Dr K paused, it felt like forever, and then she efficiently shut down her computer, collected her cape, and waited pointedly in the doorway for him. She looked impatient, but Ziggy saw the brittleness and the fear. He didn't leave her side. She took a deep breath.

They held hands and bumped shoulders and went through the shops in a pattern Dr K had determined. Since the government were paying thanks to all the team had done, Ziggy picked out what he wanted – jeans and sneakers and shirts – and chattered and helpfully prodded as Dr K began to choose. She was almost silent, letting her fingers talk instead. They flicked through the hangers and touched the clothes, tentative and hungry. All those different textures, all new. Ziggy watched, this big happy feeling stretching his insides. They were like big steps forward.

He bought her a hot chocolate with pink and white marshmallows in afterwards. She slid him a rich chocolate cookie.

"Merci, Ziggy."

He was never going to get tired of hearing her use his name. There were paper store bags at their feet and the noise of the half-built mall washing over them, growing and growing. Dr K's knuckles whitened around her mug. Ziggy moved his chair closer, his knee pressed against hers.

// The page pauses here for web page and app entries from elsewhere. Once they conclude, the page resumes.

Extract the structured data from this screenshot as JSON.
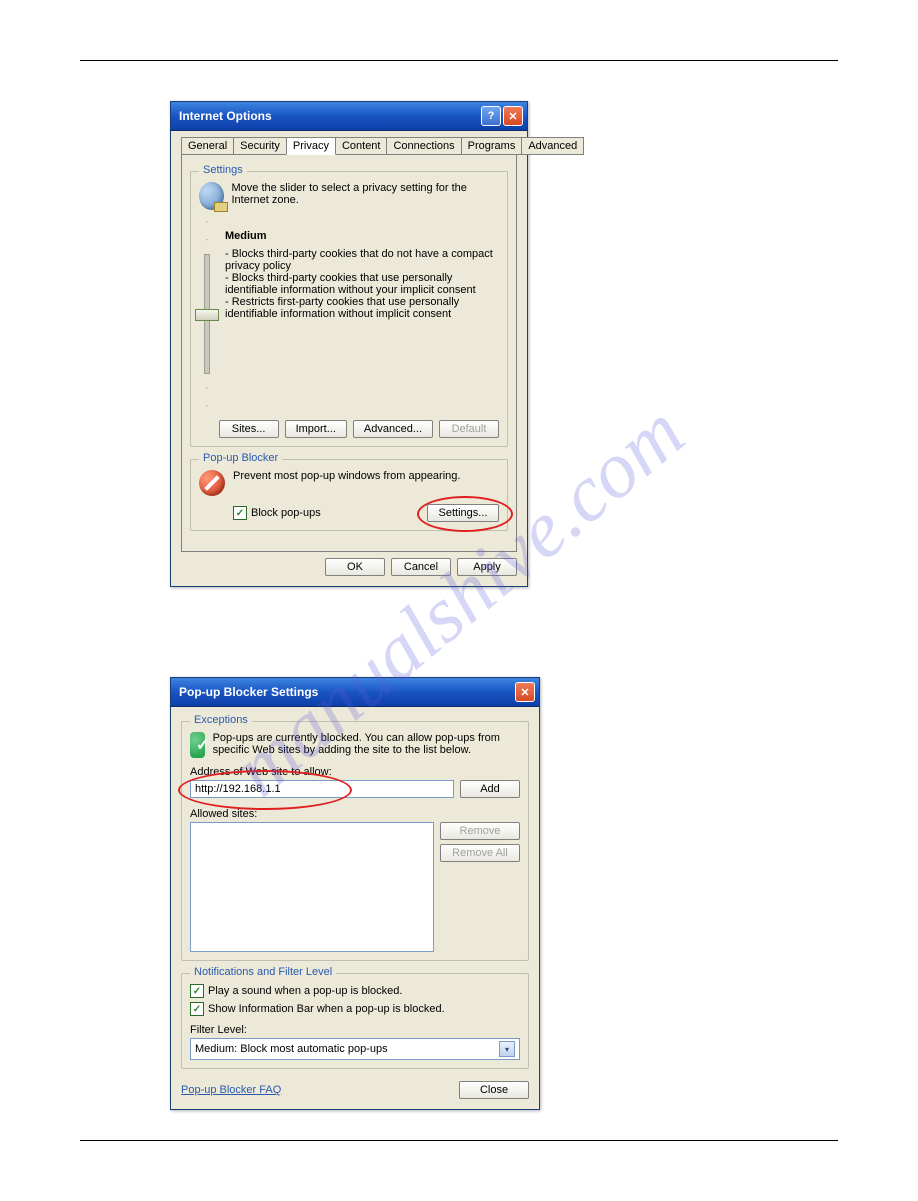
{
  "watermark": "manualshive.com",
  "dialog1": {
    "title": "Internet Options",
    "tabs": [
      "General",
      "Security",
      "Privacy",
      "Content",
      "Connections",
      "Programs",
      "Advanced"
    ],
    "active_tab": "Privacy",
    "settings": {
      "legend": "Settings",
      "intro": "Move the slider to select a privacy setting for the Internet zone.",
      "level_name": "Medium",
      "bullet1": "- Blocks third-party cookies that do not have a compact privacy policy",
      "bullet2": "- Blocks third-party cookies that use personally identifiable information without your implicit consent",
      "bullet3": "- Restricts first-party cookies that use personally identifiable information without implicit consent",
      "btn_sites": "Sites...",
      "btn_import": "Import...",
      "btn_advanced": "Advanced...",
      "btn_default": "Default"
    },
    "popup": {
      "legend": "Pop-up Blocker",
      "intro": "Prevent most pop-up windows from appearing.",
      "checkbox_label": "Block pop-ups",
      "btn_settings": "Settings..."
    },
    "footer": {
      "ok": "OK",
      "cancel": "Cancel",
      "apply": "Apply"
    }
  },
  "dialog2": {
    "title": "Pop-up Blocker Settings",
    "exceptions": {
      "legend": "Exceptions",
      "intro": "Pop-ups are currently blocked. You can allow pop-ups from specific Web sites by adding the site to the list below.",
      "addr_label": "Address of Web site to allow:",
      "addr_value": "http://192.168.1.1",
      "btn_add": "Add",
      "allowed_label": "Allowed sites:",
      "btn_remove": "Remove",
      "btn_removeall": "Remove All"
    },
    "notifications": {
      "legend": "Notifications and Filter Level",
      "cb1": "Play a sound when a pop-up is blocked.",
      "cb2": "Show Information Bar when a pop-up is blocked.",
      "filter_label": "Filter Level:",
      "filter_value": "Medium: Block most automatic pop-ups"
    },
    "faq": "Pop-up Blocker FAQ",
    "btn_close": "Close"
  }
}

Ziggy could feel a big tug of pride inside of him. He wanted to stand on the table and shout; do you see how brave she is? Do you know what she went through for all of this?

For their next meeting, she wore a pearl-grey pinafore dress over a crisp white shirt unbuttoned at the neck. There were white stars on her hair slides and Dillon's watch tucked into her pocket. Ziggy grinned. He could never see her in jeans. Even the thought was weird.

And she let him stay in the lab as she worked. He liked to think it was because she enjoyed his company. It always made him sit up a little straighter. Colonel Truman looked down at him, shaking his head with a pointed look at Dr K like he wanted Ziggy out. But Dr K always ignored him.

She still wore her pyjamas and those adorable puppy slippers. Ziggy made dinner – soup tonight and hacked off thick slices of bread to butter for it. He'd rap his knuckles against the lab doorway and Dr K would argue about her latest work needing more attention and Ziggy would shoot back with the need for regular sustenance and even better company. Eventually, she'd sit beside him at the kitchen counter and they'd eat. Ziggy always finished first and made shadow birds swoop across the walls.

Colonel Truman had suggested that they move closer to their school, that they could have a nice new house in the rebuilt suburbs. Ziggy could feel something shrivel inside of him at the thought, like he couldn't breathe at all.

Dr K wanted to keep her lab, thank you very much, its parameters were exactly what she specifically needed for her work, which she was going to continue outside of running the school. Besides, Ziggy added later, drawing patters across her skin with his fingertips – shaky equations he was trying to learn and all the Power Ranger stories he told the kids - where would the rest of the team go if the garage wasn't theirs any more? There was no way that Dillon or Tenaya would fit into suburbia, or Gem and Gemma.

Ziggy needed to be close to the streets, to the wide open spaces. Dr K craved the familiarity and safety of the lab and garage. It had everything and it was where some part of their kind-of family belonged.

"We're like a lighthouse, you know?" Ziggy murmured sleepily. "There's all these sharp rocks and darkness and here we are."

"Your metaphor is simplistic," remarked Dr K, her head resting against his shoulder.

"But I'm not wrong."

Dr K didn't argue. Ziggy pressed a kiss against the crown of her head, felt her shift closer. By her lamp was Dillon's watch, slowly ticking the time away. Ziggy tapped out Dillon and Tenaya's tune. Dr K finished off the equation he'd left half-done, concluding it where their skin met.

-the end